YOUR INSTRUCTIONS: Scan the data below and pick out the lines containing the word "kind".

*** Opening of LISTED RECORDS ***

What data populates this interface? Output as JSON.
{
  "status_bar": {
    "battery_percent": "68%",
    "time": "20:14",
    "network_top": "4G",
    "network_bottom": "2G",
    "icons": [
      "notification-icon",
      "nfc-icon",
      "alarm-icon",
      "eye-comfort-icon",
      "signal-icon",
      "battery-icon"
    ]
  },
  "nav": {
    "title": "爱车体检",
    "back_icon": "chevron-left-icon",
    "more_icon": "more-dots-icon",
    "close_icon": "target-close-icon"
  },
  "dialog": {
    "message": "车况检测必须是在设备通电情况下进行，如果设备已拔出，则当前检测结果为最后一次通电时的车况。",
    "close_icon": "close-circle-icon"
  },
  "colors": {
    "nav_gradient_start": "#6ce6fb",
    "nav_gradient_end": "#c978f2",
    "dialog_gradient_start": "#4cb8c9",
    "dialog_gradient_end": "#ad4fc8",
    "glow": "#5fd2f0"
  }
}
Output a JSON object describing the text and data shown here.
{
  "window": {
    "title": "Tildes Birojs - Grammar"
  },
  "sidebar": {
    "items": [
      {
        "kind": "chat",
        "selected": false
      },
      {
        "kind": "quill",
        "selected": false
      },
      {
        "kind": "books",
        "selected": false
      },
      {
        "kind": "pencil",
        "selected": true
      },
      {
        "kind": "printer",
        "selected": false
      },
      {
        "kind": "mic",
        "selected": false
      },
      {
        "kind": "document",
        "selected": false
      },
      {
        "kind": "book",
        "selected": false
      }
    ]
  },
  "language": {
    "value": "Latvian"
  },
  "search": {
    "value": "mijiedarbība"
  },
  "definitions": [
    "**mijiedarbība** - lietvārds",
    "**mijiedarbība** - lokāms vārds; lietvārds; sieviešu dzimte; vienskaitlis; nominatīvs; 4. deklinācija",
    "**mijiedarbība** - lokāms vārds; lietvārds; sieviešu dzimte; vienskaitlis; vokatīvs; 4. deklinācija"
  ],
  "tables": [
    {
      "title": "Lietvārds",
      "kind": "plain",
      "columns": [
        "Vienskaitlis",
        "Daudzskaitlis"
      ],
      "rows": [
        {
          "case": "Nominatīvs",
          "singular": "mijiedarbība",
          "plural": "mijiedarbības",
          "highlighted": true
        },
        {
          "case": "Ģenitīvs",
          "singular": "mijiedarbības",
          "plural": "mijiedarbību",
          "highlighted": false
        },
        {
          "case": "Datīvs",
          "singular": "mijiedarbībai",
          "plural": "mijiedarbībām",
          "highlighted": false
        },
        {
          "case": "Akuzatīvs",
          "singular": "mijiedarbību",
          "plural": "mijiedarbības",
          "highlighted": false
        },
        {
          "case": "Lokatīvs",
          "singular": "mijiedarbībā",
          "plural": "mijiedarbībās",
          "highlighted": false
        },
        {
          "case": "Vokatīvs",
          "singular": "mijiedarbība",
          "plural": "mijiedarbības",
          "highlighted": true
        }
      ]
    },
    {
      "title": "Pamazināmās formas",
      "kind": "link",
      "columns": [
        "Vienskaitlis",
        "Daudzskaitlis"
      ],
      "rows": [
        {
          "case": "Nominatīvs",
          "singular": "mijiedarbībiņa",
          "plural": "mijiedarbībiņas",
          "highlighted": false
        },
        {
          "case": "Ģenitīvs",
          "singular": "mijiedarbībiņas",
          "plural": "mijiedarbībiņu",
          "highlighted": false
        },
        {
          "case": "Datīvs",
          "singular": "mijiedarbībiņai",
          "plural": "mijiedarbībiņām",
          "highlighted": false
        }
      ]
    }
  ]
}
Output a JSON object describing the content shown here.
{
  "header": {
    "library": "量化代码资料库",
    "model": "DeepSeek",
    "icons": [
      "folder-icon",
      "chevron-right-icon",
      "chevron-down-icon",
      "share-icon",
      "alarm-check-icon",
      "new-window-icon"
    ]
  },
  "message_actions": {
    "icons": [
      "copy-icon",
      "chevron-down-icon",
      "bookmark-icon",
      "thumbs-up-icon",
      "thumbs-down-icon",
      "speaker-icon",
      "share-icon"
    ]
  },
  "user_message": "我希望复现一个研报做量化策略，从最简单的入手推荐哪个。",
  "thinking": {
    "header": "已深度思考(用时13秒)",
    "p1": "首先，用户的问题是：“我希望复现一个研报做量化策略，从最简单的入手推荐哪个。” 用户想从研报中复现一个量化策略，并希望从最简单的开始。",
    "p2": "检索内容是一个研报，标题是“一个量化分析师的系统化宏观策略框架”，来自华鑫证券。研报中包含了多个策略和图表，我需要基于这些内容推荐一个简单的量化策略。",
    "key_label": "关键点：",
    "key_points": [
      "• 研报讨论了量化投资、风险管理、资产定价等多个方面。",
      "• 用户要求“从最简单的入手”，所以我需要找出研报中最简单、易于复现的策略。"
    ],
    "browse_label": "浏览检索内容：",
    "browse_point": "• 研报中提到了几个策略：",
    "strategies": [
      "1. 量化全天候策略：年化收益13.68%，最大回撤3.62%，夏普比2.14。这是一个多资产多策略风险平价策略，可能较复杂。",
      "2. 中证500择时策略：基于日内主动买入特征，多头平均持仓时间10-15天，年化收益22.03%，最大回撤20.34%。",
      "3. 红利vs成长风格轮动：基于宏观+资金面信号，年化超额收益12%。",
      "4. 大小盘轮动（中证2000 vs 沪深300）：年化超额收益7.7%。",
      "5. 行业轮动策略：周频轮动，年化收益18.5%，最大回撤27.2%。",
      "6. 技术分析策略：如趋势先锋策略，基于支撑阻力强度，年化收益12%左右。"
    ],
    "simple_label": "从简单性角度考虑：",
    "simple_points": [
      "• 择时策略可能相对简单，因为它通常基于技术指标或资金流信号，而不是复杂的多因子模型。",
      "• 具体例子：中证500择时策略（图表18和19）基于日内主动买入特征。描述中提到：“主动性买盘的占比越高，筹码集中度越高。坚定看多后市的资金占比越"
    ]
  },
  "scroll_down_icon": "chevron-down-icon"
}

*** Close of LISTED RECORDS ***

SOLUTION FOR THIS TASK:
        "kind": "chat",
        "kind": "quill",
        "kind": "books",
        "kind": "pencil",
        "kind": "printer",
        "kind": "mic",
        "kind": "document",
        "kind": "book",
      "kind": "plain",
      "kind": "link",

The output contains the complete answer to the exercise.